YOUR GOAL: Would you copy all lines in the data that contain the word "into"?

Items from an interface collection
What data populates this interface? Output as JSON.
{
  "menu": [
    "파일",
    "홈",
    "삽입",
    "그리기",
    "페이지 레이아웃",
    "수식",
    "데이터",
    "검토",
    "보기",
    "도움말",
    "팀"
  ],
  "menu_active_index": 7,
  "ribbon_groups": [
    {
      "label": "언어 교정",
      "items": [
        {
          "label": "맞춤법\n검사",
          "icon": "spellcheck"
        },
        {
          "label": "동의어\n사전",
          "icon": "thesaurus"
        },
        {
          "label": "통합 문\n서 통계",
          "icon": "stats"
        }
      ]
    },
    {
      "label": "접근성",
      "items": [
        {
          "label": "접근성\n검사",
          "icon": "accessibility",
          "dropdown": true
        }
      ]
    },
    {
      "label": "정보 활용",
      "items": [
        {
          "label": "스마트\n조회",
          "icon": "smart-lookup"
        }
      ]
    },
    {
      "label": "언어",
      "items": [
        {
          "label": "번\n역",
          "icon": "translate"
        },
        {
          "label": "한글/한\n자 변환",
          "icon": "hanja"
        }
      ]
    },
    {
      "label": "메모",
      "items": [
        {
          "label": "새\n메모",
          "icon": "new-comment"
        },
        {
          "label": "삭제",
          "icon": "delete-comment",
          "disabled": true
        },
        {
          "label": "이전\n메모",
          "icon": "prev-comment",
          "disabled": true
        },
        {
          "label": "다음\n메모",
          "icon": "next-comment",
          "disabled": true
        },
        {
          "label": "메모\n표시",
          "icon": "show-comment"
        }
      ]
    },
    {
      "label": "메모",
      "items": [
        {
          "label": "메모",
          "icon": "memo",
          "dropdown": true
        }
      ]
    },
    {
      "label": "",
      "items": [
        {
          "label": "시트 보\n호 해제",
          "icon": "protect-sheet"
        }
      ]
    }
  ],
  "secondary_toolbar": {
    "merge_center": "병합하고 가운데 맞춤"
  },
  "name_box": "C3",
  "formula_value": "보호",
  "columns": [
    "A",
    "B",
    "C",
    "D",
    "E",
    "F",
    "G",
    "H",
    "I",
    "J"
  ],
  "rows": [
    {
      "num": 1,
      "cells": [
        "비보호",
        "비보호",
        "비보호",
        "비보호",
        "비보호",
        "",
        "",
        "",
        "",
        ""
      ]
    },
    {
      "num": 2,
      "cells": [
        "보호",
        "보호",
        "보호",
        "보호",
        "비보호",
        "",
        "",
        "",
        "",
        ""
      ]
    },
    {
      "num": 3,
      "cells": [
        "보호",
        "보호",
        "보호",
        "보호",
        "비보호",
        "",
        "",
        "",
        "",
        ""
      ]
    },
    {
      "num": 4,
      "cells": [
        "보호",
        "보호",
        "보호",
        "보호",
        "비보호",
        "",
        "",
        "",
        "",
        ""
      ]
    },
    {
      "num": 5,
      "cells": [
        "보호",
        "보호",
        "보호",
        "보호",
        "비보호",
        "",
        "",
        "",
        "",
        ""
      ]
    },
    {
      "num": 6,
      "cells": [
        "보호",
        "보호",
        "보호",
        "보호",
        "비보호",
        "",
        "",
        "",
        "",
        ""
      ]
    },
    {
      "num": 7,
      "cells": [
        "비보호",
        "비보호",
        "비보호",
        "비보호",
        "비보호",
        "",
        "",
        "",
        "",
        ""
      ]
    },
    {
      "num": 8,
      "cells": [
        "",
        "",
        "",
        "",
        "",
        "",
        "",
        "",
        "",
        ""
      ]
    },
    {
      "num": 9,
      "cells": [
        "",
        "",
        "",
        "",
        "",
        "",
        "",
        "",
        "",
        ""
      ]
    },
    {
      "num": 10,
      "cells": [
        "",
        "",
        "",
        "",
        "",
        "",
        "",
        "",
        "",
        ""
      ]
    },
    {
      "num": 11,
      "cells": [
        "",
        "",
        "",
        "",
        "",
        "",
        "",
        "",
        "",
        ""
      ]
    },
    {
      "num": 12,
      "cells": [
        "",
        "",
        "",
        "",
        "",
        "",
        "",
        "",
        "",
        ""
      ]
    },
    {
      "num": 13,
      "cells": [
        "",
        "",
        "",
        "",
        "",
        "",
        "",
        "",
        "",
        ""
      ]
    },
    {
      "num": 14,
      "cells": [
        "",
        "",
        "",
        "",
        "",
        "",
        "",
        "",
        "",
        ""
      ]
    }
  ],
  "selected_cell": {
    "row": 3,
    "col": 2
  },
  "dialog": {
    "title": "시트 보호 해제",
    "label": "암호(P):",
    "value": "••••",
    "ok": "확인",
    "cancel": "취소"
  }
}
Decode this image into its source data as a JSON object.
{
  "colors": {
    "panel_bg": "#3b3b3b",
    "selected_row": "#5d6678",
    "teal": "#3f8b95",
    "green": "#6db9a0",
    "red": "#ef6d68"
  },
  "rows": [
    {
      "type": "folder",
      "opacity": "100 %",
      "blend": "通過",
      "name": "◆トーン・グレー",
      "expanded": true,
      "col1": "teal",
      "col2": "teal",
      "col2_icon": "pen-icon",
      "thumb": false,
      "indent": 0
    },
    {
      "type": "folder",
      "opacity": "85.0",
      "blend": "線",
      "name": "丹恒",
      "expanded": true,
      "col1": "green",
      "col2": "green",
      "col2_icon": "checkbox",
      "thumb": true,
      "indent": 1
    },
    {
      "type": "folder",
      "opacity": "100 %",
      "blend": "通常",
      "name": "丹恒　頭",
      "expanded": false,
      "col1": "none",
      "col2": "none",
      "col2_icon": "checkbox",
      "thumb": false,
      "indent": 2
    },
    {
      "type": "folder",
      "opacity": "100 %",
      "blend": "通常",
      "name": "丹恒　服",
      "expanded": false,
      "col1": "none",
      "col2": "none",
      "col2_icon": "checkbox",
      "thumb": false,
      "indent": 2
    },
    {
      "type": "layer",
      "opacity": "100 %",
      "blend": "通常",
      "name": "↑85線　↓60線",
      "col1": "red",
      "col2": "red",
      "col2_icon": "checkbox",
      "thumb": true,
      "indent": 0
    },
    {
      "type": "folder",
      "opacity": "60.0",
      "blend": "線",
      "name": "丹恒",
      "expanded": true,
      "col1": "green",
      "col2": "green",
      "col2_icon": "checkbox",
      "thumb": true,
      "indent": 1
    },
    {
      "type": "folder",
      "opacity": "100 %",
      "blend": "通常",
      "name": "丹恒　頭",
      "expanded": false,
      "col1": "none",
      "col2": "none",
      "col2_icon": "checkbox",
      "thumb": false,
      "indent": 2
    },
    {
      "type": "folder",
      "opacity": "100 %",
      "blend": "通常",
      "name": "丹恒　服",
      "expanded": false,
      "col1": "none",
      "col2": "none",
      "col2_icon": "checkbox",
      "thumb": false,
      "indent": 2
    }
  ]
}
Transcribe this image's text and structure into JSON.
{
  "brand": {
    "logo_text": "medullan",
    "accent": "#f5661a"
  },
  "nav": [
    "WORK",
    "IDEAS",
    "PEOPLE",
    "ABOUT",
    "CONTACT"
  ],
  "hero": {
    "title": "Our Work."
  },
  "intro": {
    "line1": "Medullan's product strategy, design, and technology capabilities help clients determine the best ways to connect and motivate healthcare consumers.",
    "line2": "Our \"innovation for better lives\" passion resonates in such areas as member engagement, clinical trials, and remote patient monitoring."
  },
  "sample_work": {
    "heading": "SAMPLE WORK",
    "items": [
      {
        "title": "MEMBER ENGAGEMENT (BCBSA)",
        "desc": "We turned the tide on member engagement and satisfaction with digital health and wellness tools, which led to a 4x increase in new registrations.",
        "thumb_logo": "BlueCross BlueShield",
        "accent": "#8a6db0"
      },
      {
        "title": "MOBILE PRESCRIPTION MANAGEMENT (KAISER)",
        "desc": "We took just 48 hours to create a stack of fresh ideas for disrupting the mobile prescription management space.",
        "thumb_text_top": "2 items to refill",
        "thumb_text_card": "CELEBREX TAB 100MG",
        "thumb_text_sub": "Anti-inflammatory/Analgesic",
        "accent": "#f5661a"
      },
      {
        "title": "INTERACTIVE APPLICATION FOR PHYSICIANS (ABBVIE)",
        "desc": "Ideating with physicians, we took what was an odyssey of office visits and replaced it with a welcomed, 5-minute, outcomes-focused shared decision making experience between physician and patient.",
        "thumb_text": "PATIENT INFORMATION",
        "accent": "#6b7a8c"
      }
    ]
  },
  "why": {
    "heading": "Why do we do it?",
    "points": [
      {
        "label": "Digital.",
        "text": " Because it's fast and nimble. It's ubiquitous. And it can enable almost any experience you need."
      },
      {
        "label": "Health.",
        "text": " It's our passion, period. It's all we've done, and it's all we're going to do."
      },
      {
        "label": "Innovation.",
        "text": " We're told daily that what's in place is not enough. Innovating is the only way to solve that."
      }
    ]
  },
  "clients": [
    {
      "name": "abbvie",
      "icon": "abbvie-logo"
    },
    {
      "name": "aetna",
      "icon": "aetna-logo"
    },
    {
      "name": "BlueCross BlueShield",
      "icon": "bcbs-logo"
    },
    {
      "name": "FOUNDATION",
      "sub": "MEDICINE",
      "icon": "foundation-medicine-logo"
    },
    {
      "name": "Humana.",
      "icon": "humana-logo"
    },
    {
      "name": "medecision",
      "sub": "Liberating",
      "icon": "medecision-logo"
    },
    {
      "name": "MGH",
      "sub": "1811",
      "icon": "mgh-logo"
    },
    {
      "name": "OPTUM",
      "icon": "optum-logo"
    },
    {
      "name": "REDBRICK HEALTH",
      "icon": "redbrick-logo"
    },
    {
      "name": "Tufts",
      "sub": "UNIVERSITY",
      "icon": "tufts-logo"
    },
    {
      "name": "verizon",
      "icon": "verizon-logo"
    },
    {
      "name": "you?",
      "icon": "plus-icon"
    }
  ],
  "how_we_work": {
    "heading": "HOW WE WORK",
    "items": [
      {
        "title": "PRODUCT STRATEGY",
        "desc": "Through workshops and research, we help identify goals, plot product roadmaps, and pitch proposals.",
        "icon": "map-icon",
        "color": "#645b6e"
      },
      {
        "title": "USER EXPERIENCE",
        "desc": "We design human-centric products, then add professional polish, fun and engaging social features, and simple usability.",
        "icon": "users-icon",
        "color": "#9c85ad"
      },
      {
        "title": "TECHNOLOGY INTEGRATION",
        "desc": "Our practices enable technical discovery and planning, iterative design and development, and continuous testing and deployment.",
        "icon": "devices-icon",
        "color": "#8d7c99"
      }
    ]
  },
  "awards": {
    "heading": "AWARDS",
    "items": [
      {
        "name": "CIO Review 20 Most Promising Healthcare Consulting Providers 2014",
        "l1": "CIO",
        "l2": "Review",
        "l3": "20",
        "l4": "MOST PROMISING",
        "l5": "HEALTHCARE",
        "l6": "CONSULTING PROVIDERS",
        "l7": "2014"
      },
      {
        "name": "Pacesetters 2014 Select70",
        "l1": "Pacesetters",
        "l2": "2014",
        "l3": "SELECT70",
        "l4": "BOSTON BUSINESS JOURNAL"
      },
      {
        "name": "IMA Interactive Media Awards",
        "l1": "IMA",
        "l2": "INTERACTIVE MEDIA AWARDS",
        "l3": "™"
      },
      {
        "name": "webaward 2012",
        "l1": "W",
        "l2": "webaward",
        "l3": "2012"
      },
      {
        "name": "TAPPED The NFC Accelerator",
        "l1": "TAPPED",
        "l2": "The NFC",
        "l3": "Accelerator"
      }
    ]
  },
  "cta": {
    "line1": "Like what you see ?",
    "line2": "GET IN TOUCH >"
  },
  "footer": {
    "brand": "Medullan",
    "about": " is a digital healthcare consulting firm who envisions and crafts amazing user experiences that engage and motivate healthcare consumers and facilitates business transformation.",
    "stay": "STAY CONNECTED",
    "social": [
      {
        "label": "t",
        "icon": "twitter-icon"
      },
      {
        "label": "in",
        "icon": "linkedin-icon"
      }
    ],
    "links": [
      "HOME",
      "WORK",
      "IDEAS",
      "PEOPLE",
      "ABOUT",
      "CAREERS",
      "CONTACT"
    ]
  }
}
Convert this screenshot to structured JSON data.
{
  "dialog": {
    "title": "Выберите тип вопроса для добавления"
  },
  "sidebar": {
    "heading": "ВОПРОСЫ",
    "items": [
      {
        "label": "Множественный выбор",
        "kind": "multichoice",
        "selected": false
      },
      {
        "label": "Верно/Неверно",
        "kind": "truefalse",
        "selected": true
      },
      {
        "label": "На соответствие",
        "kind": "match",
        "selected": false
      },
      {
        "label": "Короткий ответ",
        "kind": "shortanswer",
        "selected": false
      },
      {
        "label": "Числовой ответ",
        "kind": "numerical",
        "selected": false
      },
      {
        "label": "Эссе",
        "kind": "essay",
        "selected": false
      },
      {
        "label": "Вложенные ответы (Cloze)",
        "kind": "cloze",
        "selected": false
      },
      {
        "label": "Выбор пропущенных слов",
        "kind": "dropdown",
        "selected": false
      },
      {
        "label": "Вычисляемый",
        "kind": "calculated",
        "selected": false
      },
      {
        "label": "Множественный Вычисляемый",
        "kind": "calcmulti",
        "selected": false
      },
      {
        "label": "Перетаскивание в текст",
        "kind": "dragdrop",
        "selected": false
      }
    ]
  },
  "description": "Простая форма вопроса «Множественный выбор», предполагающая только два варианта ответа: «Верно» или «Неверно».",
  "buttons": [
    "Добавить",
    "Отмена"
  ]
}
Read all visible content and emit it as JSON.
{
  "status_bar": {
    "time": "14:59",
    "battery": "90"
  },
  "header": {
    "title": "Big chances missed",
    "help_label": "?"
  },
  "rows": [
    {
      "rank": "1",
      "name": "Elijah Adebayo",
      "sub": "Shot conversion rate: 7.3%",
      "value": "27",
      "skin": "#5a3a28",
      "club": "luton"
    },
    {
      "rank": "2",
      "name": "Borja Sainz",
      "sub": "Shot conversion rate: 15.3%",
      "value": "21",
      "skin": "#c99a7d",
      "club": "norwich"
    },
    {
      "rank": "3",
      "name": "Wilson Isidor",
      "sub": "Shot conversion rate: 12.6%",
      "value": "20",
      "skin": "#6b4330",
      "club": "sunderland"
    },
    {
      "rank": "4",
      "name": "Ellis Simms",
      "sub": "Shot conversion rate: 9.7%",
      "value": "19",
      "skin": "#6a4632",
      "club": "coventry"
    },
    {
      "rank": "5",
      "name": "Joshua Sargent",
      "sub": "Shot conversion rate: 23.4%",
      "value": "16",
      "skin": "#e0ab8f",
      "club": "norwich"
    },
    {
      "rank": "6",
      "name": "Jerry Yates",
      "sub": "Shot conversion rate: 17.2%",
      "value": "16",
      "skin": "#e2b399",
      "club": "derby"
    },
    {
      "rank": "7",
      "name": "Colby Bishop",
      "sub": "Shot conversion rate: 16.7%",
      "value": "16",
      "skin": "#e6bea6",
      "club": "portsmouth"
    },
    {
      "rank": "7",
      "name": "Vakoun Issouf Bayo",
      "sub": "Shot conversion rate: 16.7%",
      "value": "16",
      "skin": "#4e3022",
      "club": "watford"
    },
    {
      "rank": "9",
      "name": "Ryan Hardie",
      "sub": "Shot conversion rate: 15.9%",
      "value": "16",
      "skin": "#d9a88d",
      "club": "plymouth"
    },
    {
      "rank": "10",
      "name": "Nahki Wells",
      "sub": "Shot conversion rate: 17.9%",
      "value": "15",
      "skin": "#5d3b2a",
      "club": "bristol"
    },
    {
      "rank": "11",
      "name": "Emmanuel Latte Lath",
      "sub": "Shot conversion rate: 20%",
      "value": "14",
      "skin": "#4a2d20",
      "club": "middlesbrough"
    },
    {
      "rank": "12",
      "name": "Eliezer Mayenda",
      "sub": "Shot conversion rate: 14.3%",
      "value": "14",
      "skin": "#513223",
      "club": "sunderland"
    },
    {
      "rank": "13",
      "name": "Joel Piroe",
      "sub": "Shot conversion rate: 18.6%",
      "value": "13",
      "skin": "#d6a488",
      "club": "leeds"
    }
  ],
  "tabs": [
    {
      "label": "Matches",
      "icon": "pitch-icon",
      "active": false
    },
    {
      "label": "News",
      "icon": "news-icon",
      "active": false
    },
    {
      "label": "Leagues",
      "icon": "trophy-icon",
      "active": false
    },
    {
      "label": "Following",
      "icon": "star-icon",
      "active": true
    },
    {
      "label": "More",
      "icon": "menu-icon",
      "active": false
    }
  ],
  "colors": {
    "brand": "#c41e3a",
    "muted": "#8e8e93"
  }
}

ANSWER BELOW:
Decode this image into its source data as a JSON object.
Transcribe this image's text and structure into JSON.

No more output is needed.